(Data extract begins)

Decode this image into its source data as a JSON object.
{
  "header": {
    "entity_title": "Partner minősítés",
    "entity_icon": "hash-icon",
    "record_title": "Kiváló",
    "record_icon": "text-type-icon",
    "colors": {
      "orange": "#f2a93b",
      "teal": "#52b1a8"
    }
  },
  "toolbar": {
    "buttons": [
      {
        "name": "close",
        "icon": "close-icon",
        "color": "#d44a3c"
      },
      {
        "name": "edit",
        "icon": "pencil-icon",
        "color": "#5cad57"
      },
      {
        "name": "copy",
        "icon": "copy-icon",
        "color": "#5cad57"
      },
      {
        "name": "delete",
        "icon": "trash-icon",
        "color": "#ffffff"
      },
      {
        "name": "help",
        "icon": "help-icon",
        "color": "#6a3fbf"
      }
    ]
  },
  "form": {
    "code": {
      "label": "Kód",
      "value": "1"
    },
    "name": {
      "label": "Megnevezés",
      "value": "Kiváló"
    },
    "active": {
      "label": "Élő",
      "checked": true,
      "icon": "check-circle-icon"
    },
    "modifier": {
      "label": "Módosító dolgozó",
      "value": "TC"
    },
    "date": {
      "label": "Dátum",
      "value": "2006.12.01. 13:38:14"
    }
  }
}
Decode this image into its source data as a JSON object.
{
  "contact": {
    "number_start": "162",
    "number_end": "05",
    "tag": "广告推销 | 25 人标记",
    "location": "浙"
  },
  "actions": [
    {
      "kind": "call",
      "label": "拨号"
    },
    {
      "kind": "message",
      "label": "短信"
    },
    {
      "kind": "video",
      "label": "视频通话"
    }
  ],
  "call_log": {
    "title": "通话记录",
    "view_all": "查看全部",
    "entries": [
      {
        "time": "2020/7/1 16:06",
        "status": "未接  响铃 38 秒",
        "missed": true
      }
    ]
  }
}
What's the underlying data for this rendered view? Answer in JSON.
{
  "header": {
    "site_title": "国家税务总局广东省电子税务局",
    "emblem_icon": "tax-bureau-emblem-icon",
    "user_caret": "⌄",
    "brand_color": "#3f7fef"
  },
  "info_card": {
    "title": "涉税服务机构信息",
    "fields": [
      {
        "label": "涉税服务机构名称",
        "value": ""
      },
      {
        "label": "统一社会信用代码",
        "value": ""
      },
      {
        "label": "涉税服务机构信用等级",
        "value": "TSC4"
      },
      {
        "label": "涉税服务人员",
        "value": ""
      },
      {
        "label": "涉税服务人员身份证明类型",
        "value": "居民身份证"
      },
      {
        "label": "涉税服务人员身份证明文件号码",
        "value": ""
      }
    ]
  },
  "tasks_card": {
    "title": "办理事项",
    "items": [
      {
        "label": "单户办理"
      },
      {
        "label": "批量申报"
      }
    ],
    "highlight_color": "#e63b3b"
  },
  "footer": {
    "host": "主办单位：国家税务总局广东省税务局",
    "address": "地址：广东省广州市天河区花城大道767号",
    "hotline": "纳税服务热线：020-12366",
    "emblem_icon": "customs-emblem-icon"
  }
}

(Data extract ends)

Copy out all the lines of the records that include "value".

      "value": "1"
      "value": "Kiváló"
      "value": "TC"
      "value": "2006.12.01. 13:38:14"
        "value": ""
        "value": ""
        "value": "TSC4"
        "value": ""
        "value": "居民身份证"
        "value": ""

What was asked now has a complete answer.